The water crisis in the Paso Robles area has escalated over the past 15 years, much of it coinciding with a growing wine grape industry and its desire for water.

Larson said this and urban growth has resulted in water tables dropping more than 70 feet in some areas since 1997. Some wells are producing water at only 15 percent of their design capacity. Sixty-seven percent of the groundwater is used by agriculture and the rest by commercial and urban users.

The city of Paso Robles conducted a study with recommendations on how to reverse the overdraft situation.

Cities around Paso Robles are joining together to promote conservation to hopefully stabilize the water table while working to develop new water supplies. The latter will include a new $50 million sewer treatment plant.

The area has already taken 17,500 acre feet of entitled state water from Lake Nacimiento used to reduce pumping by cities around Paso Robles. There are 20,000 acre feet remaining.

Along with upgrading the city’s sewage treatment facilities, Larson said the city is looking at creating recharge basins.

Outreach and education efforts are underway to improve water use efficiency. Much of this is coming from a best management practices committee made up of all stakeholders meeting once a month.

It is obvious there are no easy solutions for the Central Coast agricultural and urban water crisis, especially since people continue to want to live and work on the coast.
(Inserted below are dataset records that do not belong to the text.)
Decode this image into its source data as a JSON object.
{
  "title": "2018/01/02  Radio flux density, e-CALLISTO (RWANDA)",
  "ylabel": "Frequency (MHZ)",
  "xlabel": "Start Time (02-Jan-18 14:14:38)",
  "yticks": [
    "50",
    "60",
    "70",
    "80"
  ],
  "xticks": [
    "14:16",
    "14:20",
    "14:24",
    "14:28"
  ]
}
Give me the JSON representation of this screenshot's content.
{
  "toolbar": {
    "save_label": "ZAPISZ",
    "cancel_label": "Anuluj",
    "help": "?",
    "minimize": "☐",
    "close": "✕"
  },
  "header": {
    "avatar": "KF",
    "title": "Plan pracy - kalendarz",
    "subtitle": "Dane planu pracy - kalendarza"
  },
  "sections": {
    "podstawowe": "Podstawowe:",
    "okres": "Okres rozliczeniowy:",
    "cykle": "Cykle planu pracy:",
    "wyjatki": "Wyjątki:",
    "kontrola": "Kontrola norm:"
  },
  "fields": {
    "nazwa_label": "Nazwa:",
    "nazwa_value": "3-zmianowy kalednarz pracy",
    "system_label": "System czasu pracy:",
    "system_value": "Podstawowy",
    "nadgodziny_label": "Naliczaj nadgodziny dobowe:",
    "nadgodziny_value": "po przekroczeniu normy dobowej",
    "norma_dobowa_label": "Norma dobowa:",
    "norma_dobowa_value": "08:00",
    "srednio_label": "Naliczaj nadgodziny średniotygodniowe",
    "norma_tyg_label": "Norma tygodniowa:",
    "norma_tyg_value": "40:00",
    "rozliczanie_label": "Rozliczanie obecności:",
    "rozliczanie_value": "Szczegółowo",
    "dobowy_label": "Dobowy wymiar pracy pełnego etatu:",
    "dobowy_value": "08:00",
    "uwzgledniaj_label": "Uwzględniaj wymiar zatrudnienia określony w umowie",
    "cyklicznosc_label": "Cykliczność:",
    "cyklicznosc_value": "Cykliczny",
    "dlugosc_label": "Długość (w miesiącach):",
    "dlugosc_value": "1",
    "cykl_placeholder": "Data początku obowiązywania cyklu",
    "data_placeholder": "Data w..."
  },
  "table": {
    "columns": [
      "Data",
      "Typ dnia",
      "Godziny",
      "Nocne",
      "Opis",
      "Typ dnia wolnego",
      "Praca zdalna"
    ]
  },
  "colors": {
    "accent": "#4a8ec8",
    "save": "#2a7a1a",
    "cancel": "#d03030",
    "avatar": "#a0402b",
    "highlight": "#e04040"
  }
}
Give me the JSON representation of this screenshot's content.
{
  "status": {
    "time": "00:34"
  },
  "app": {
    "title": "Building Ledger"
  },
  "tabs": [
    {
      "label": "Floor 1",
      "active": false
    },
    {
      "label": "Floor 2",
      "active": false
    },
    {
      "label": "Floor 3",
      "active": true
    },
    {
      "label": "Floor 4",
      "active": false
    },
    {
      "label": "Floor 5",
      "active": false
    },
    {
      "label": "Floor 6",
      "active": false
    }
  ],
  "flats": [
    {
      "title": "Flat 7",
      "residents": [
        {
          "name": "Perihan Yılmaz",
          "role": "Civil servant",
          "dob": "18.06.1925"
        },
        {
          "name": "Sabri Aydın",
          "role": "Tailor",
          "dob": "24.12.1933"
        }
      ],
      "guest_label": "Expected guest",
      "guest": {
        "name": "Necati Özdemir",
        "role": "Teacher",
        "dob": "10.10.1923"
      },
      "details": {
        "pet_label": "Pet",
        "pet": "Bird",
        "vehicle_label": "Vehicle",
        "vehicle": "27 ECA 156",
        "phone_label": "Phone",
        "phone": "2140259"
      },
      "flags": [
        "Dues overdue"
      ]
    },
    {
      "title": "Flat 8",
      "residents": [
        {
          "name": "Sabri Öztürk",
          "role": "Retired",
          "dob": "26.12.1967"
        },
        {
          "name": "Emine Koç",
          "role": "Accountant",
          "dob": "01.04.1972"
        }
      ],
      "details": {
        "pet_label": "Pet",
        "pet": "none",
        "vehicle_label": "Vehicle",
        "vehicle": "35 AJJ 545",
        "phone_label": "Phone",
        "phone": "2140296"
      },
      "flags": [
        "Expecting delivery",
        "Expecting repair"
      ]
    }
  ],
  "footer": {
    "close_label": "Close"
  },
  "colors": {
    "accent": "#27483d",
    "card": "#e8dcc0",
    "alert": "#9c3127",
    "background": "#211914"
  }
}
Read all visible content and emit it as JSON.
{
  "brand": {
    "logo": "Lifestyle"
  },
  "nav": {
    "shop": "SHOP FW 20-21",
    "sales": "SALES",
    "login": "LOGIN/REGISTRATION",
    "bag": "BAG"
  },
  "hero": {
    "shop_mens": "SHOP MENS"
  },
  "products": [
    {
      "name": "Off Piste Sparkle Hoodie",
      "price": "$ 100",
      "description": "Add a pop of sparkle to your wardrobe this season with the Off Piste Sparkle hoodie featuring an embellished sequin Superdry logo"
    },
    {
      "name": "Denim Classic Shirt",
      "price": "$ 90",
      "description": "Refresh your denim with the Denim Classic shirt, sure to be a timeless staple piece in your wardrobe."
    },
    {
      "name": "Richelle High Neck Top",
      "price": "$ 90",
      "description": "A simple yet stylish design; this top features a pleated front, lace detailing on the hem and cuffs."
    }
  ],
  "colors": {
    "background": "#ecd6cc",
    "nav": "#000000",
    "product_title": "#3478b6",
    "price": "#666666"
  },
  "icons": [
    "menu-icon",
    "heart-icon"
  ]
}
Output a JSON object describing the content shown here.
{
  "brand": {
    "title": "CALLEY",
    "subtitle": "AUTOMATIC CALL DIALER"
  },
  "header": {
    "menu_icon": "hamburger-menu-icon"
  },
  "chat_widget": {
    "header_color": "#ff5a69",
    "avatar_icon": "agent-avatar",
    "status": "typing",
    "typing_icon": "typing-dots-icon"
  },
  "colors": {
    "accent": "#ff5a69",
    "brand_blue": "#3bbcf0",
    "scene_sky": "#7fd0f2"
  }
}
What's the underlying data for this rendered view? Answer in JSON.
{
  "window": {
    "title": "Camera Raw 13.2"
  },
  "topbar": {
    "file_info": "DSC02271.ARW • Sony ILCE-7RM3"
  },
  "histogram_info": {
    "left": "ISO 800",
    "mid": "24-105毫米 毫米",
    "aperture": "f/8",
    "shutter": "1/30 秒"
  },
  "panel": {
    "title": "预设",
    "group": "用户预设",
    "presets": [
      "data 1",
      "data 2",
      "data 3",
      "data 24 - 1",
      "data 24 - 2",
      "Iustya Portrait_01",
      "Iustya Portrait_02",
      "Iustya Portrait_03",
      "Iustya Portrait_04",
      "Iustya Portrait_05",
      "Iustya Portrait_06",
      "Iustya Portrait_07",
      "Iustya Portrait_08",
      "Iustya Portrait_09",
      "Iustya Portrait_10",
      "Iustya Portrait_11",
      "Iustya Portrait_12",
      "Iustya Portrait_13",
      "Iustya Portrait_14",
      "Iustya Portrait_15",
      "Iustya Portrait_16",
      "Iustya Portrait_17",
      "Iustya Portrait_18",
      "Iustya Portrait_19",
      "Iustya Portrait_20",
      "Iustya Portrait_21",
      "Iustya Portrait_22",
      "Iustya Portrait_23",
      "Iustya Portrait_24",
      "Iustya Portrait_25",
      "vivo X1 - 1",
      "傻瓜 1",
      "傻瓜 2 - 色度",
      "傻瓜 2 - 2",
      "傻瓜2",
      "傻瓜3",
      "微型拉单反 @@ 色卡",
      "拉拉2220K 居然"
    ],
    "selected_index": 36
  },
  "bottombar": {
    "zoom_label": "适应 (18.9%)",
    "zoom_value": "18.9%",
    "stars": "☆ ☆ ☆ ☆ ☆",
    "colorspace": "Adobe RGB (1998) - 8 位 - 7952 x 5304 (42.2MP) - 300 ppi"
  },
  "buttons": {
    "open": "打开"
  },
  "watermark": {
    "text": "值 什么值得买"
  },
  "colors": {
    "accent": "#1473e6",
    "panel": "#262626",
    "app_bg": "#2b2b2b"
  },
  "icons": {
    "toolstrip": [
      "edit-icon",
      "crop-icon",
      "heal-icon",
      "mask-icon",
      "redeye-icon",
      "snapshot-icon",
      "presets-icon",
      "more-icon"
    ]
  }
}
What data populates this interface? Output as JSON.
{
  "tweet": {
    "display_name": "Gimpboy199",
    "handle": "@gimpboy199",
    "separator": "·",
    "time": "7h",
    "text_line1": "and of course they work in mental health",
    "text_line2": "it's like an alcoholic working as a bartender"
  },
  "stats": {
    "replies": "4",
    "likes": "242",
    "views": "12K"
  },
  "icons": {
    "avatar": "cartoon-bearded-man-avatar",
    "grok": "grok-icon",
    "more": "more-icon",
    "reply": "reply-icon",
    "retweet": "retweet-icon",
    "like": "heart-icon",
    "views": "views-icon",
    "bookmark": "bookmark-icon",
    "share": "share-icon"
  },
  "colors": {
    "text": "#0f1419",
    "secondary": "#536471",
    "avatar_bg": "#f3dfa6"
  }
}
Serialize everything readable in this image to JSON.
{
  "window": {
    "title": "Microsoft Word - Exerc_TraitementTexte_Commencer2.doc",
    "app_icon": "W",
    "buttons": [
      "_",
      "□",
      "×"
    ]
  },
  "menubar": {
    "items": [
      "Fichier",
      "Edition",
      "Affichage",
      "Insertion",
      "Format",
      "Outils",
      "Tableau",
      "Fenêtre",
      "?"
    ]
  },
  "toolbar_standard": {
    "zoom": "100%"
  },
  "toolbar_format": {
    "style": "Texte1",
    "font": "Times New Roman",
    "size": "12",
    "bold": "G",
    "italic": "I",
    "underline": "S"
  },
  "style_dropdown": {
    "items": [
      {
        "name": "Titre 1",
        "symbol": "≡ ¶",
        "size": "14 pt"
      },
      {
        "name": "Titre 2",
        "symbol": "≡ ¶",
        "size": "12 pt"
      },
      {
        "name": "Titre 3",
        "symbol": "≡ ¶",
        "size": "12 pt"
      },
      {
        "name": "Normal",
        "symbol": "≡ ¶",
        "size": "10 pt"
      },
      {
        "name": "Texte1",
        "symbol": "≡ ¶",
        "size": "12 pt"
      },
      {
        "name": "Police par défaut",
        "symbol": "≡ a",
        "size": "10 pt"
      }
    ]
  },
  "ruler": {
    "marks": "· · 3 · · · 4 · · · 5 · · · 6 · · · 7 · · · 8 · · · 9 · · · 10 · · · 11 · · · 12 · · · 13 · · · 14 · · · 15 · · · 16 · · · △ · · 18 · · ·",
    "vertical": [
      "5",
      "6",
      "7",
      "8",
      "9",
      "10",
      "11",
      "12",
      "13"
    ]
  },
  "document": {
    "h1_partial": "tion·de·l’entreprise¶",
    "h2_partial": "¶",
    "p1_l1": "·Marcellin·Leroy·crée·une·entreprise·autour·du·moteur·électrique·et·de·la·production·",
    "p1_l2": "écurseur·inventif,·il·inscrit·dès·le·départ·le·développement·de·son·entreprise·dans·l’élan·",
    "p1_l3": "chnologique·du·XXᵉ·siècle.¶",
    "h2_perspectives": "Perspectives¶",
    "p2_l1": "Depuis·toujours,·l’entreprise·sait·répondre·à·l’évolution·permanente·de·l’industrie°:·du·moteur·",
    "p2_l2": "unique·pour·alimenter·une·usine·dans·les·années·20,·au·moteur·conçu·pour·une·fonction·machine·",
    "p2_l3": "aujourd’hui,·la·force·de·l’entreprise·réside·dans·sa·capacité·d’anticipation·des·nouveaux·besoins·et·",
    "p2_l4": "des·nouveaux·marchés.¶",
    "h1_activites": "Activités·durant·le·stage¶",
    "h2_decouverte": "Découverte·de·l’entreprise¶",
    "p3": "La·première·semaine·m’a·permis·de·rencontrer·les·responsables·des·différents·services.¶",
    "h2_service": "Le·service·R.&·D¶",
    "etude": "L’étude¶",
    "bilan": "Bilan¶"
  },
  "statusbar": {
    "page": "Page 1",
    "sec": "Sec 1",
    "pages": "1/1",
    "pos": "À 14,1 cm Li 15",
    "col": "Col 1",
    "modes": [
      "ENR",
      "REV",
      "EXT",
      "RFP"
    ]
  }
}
As Larson pointed out, Monterey has been gnawing away at its water crisis since 1946, and the Santa Maria area has been entangled in legal issues for almost two decades.